Community Action Agencies (CAAs) are nonprofit private and public organizations established under the Economic Opportunity Act of 1964 to fight America’s War on Poverty. CAAs help people to help themselves in achieving self-reliance. Today there are approximately 1,000 CAAs, serving the poor in 96 percent of the counties within the United States, as well as in Puerto Rico and the Trust Territories. CAAs are a primary source of direct support for the more than 34.5 million people who live in poverty in the United States. There are currently 26 community action agencies in the State of Minnesota and most are private, non-profit corporations.

Although programs and services have changed over the years since the agency’s founding in 1966, Semcac remains dedicated to fighting poverty and helping people help themselves and each other.
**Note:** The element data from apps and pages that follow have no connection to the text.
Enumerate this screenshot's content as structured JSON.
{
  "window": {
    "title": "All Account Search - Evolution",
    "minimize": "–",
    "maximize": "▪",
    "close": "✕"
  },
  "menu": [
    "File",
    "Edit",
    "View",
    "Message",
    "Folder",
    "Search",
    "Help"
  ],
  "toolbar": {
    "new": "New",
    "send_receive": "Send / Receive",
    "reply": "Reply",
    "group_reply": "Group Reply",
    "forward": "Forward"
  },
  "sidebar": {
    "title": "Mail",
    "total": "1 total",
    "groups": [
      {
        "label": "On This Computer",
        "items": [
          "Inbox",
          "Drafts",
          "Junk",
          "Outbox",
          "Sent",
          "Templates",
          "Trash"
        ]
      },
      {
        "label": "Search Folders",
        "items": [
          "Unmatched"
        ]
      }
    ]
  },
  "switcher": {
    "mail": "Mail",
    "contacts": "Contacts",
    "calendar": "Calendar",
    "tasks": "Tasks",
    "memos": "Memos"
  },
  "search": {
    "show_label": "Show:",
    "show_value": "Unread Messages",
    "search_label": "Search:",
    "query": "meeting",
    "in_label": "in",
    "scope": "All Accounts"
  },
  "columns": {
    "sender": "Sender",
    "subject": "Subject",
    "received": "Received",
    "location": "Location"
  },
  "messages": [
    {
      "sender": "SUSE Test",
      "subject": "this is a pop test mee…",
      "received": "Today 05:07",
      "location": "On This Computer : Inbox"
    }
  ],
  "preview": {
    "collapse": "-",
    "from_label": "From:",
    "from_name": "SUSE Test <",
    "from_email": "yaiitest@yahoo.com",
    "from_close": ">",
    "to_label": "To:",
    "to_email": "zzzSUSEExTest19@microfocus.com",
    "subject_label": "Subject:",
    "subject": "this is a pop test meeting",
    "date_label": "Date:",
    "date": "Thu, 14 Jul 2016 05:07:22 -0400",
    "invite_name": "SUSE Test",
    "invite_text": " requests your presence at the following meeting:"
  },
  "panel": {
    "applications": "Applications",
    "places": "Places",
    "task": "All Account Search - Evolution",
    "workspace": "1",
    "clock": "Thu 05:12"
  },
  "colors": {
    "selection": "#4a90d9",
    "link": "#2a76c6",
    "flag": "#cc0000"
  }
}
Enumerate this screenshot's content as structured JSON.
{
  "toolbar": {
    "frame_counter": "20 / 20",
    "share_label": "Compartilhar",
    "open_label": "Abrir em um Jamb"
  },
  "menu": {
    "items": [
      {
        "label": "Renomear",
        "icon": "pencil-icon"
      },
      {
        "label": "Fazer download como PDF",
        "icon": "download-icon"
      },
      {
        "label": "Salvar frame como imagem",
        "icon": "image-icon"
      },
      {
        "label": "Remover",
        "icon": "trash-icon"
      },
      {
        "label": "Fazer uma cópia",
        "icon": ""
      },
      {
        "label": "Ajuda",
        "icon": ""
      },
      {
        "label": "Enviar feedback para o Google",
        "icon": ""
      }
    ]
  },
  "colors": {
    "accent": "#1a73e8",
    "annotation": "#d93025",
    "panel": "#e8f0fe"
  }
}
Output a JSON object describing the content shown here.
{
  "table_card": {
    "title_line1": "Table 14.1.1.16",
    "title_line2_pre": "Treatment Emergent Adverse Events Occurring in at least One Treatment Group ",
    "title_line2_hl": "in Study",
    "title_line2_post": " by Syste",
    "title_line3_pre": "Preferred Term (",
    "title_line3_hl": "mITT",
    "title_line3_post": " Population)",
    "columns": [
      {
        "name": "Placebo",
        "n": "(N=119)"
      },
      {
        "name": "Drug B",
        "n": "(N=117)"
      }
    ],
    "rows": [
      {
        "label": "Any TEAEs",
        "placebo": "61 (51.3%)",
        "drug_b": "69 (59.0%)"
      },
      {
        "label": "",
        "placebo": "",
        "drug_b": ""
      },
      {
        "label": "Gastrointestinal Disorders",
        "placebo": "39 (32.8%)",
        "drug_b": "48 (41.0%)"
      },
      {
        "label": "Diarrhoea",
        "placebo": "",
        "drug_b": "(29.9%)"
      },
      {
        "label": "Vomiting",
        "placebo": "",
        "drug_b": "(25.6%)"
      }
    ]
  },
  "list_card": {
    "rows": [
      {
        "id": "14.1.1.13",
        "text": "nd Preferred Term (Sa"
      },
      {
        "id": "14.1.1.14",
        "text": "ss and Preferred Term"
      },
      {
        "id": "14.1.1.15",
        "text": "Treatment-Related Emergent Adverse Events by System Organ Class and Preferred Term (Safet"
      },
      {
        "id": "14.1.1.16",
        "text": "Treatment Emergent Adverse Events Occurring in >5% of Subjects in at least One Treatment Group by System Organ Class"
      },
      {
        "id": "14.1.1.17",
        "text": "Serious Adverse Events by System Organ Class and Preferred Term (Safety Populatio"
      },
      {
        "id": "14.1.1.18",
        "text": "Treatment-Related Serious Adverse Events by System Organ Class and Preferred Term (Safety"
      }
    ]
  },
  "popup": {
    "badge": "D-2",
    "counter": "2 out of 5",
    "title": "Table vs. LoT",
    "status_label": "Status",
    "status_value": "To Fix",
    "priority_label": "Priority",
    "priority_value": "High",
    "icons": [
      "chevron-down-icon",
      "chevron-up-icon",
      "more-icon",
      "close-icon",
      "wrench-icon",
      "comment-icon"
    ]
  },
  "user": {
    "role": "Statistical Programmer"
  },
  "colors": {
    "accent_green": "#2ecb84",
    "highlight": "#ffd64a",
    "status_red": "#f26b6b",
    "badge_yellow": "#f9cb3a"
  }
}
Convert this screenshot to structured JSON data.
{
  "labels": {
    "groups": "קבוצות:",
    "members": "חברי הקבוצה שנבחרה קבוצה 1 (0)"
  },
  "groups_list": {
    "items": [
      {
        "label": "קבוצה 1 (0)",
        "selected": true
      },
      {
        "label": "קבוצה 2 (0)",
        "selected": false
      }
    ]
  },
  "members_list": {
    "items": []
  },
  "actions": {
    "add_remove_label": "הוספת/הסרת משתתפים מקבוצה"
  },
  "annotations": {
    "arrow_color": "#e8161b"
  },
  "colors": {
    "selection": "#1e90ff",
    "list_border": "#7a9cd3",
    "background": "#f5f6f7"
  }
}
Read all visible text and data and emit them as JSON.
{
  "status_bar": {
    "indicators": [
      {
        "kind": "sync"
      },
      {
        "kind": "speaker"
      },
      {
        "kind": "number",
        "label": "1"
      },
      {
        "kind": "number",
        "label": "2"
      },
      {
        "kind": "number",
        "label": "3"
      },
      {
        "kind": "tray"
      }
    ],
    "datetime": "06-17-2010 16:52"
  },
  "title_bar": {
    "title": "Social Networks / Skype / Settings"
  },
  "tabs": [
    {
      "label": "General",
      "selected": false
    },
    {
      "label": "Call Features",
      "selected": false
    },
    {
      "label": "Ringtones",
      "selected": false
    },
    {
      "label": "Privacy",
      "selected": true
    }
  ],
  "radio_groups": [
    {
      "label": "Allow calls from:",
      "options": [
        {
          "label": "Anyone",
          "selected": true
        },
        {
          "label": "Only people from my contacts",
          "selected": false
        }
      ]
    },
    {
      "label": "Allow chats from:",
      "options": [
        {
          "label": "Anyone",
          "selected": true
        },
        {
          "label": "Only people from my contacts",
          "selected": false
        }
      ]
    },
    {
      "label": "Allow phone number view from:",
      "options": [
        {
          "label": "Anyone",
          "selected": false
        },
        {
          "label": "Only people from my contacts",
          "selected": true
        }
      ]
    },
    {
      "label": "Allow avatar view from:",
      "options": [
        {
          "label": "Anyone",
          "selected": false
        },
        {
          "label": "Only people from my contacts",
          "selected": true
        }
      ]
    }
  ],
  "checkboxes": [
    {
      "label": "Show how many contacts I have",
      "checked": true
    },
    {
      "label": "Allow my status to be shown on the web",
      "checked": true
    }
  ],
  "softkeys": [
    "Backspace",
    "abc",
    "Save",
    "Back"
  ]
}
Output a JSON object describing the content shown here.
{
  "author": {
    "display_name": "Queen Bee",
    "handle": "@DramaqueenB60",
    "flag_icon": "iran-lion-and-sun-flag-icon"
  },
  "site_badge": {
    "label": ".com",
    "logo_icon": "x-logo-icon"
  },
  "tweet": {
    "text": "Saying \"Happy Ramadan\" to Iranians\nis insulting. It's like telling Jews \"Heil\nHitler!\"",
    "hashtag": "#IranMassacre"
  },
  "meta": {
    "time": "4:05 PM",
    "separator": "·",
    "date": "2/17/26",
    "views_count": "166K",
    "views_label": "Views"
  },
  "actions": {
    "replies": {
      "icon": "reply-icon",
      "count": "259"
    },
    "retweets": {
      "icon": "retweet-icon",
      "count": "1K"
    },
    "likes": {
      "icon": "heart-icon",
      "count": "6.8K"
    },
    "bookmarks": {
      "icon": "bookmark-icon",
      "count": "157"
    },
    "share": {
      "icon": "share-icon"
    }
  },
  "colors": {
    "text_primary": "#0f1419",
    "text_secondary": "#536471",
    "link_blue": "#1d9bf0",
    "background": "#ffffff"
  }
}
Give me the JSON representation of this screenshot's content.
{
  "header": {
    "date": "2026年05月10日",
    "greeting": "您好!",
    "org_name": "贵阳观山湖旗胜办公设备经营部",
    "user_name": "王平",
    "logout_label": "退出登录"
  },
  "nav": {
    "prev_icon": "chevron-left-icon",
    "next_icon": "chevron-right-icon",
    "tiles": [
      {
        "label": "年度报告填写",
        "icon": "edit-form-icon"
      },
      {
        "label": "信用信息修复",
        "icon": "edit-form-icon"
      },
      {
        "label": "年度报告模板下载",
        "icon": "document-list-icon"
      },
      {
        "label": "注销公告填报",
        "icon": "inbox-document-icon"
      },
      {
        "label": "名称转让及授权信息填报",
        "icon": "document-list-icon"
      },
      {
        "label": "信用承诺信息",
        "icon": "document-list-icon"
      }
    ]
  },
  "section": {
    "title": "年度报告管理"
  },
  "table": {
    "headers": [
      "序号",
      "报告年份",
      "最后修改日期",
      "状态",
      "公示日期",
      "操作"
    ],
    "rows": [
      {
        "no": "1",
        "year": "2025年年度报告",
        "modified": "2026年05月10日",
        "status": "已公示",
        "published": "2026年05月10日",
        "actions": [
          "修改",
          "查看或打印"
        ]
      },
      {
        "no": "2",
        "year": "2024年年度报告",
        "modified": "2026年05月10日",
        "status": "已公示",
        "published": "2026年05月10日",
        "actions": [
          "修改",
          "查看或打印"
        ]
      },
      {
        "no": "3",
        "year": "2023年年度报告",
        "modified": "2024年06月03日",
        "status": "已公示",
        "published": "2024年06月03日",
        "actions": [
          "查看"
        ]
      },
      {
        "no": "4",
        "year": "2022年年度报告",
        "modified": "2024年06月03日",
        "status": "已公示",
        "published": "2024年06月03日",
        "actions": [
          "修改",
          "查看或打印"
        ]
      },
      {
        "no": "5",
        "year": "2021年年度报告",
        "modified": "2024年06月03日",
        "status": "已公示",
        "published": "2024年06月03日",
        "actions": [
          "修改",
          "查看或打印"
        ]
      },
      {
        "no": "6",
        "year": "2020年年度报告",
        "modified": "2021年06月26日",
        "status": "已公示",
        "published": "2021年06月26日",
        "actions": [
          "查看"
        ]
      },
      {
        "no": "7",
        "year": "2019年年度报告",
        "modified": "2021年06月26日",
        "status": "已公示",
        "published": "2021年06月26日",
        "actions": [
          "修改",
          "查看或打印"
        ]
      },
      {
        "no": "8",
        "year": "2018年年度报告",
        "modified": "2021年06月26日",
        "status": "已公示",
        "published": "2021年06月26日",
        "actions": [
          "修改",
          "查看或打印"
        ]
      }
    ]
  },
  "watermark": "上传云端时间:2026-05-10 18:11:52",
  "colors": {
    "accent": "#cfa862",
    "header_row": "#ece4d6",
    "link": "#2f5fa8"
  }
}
Read more about Semcac’s history
Halvo - Semcac's First E.D.

Halvor Lacher
1st Executive Director, 1966-1987

Annual Report

Serving the People

County Impact Reports

Voter Registration & Voting Information

Semcac fully recognizes the importance of citizen participation in the political process, at local, state, and national levels. Exercising one’s right to become a registered voter and taking on the responsibility of voting is not only good citizenship but a mark of community leadership and personal empowerment.

You are eligible to vote if you:

  • will be at least 18-years-old on Election Day
  • are a citizen of the United States
  • will have resided in Minnesota for 20 days immediately preceding Election Day
  • use the address where you currently reside (live)
  • have any felony conviction record discharged, expired, or completed
  • are not under court-ordered guardianship where a court has revoked your voting rights
  • have not been ruled legally incompetent by a court of law